Lucy’s Project, which advocates recognising the link between domestic and family violence and animal abuse, was one of several participants in a roundtable held by Ms Hurst earlier this year alongside related organisations, including DV survivors, animal services, police, RSPCA and vets.

“One of the recommendations that we made, amongst 45 recommendations, was the law that they have drafted and released,” added Mrs Ludvik.

“We were very encouraged that one of our recommendations was taken up as an essential one.

“These reforms are a step in the right direction for protecting all victims of domestic and family violence, but more changes are still needed.”

Mrs Ludvik said the organisation had been raising awareness since 2013 and it had taken a while for it to be seen as a serious issue.

Violence against pets can be used to control a partner. (Photo: Chriss Ross Harris)

“We’ve been able to raise our voice across multiple platforms, multiple different spaces in order to recognise the link between animal abuse and to humans and we realise that we can’t separate the two,” said Mrs Ludvik.

“Wherever there is abuse to animals there is going to be a human that is in danger or at risk of being in danger so we recognise the significant signal for at-risk people. We’re motivated to protect human lives by taking animal cruelty seriously. “

The organisation also pushed for harsher rules at the consultation.

“We shouldn’t have to wait until the attack becomes beyond animal abuse, we have to  recognise that animal abuse is a form of coercive control and that should be sufficient enough and traumatic enough,” she said.

“We do not have to wait until it escalates, that is enough of an escalation to indicate that a person is in severe risk.”

Ms Hurst believes harsh penalties and changing tenancy laws in NSW would be the best option for victims.

“We need tougher penalties to deter animal abuse, and a revision of our tenancy laws to ensure affordable and secure rental accommodation is accessible for families to stay together with animals long-term,” said Ms Hurst.

In Victoria and ACT pets are allowed to accompany abused women to refuges, unlike in NSW, Western Australia, Queensland and South Australia where there are restrictions.

NSW tenancy laws currently don’t include animals, and victims are often forced to surrender their companion animals which can overwhelm not only the victim but animal services.

Mrs Ludvik said she would love to see NSW “adopt similar legislation to the amendments to Victoria, to have pets available in rental accommodation as default and to offer options not just for people surviving domestic and family violence”.

Emma Hurst: ” Reforms will protect both human and non-human victims of violence.” (Photo: Animal Justice Party)

“Domestic and family violence services for humans rely on animal welfare organisations to take on the animals without there being adequate funding that flows back to those animal organisations,” she said.

Support services currently don’t have enough funding to not only cover pets but various animals.

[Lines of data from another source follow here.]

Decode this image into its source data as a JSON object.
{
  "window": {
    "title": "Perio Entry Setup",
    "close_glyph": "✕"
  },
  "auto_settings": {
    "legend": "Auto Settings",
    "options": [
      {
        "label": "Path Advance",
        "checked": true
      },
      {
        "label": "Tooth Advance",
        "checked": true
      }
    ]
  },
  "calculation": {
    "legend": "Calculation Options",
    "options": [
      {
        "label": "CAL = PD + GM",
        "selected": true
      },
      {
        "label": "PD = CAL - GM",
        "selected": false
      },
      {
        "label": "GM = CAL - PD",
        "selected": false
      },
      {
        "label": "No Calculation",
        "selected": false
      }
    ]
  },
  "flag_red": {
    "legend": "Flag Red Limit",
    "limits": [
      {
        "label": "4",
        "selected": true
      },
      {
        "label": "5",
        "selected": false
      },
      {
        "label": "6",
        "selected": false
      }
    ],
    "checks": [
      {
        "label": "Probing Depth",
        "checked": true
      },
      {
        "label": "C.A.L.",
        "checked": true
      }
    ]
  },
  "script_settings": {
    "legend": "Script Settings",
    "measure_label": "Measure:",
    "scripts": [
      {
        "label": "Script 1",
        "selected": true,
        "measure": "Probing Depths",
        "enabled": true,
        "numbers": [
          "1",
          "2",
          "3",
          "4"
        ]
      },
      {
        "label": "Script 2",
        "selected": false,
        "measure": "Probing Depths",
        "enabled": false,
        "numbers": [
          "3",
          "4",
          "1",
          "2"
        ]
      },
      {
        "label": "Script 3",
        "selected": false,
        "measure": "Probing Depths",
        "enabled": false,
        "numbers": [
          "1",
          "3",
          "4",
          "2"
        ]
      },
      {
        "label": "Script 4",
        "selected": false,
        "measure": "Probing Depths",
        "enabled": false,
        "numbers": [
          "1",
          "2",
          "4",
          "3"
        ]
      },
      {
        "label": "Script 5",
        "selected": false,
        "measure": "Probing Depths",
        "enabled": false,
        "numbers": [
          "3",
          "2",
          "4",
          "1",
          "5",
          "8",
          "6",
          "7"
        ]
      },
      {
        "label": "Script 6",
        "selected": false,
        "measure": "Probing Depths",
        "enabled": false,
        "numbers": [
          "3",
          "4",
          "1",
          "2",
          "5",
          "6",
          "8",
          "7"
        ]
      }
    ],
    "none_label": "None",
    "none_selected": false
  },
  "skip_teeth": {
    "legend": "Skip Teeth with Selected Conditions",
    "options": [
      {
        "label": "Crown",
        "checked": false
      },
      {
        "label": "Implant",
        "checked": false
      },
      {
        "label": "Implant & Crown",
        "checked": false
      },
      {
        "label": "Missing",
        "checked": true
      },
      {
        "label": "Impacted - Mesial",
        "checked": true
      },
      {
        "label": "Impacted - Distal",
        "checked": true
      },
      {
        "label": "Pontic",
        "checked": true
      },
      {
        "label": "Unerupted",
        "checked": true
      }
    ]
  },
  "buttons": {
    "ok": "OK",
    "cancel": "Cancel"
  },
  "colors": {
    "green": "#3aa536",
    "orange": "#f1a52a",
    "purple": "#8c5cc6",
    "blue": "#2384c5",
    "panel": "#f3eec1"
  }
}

“We have to be well aware that we are not just talking about dogs and cats, we might be talking about companion horses, companion cattle or chickens. We’ve had alpacas, camels, snakes and birds and fish so we have to be prepared for a whole range of circumstances,” said Mrs Ludvik.

She believes raising awareness of the issue not only eases the burden on the services but also gets victims out of a cycle of violence because they’re usually hesitant to leave the home and their animals.

“Animals are an incredible support for vulnerable people, children in particular who have experienced family violence.”

The Animal Justice party will continue to fund services and continue research on these issues along with support organisations to better support victims and animals in abusive homes.

“These reforms are a step in the right direction for protecting all victims of domestic and family violence, but more changes are still needed,” said Ms Hurst.

“The Animal Justice Party will continue to work towards these reforms that will protect both human and non-human victims of violence.”

 To report any animal abuse contact the RSPCA hotline here.

The National Domestic Violence Hotline is available 24/7 at 1800-RESPECT or 1800-799-SAFE. Survivors can also contact an advocate here.

Main image Photographer: Sheri Hooley/UnSplash